** RECORDS FOR THE EXERCISE **
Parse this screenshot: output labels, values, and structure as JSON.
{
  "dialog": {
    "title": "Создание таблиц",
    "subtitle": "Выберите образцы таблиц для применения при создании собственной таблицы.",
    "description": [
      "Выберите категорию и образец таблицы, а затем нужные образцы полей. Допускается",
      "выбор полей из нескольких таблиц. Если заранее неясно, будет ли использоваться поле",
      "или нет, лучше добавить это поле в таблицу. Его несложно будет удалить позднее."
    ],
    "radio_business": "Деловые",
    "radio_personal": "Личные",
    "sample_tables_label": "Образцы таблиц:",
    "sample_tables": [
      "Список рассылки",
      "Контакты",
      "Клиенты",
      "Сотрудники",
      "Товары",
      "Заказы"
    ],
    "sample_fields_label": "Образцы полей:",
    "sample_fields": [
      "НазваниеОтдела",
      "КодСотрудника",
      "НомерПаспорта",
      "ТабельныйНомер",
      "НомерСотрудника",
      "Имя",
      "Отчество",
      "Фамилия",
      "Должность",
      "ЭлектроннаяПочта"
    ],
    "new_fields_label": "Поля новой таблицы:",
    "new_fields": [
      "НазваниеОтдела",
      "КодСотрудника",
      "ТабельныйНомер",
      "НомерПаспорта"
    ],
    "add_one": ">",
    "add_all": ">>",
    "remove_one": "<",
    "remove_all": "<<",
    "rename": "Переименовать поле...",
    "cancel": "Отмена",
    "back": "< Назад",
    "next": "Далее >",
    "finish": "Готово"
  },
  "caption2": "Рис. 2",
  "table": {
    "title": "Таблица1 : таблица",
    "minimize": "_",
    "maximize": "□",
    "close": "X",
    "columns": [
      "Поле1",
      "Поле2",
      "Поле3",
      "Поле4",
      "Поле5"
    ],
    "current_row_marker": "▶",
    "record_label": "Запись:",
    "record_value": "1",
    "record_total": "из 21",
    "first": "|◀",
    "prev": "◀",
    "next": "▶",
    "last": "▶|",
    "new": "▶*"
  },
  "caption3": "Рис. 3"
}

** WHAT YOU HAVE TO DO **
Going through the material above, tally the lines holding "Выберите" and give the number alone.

** RESPONSE TO THIS TASK **
2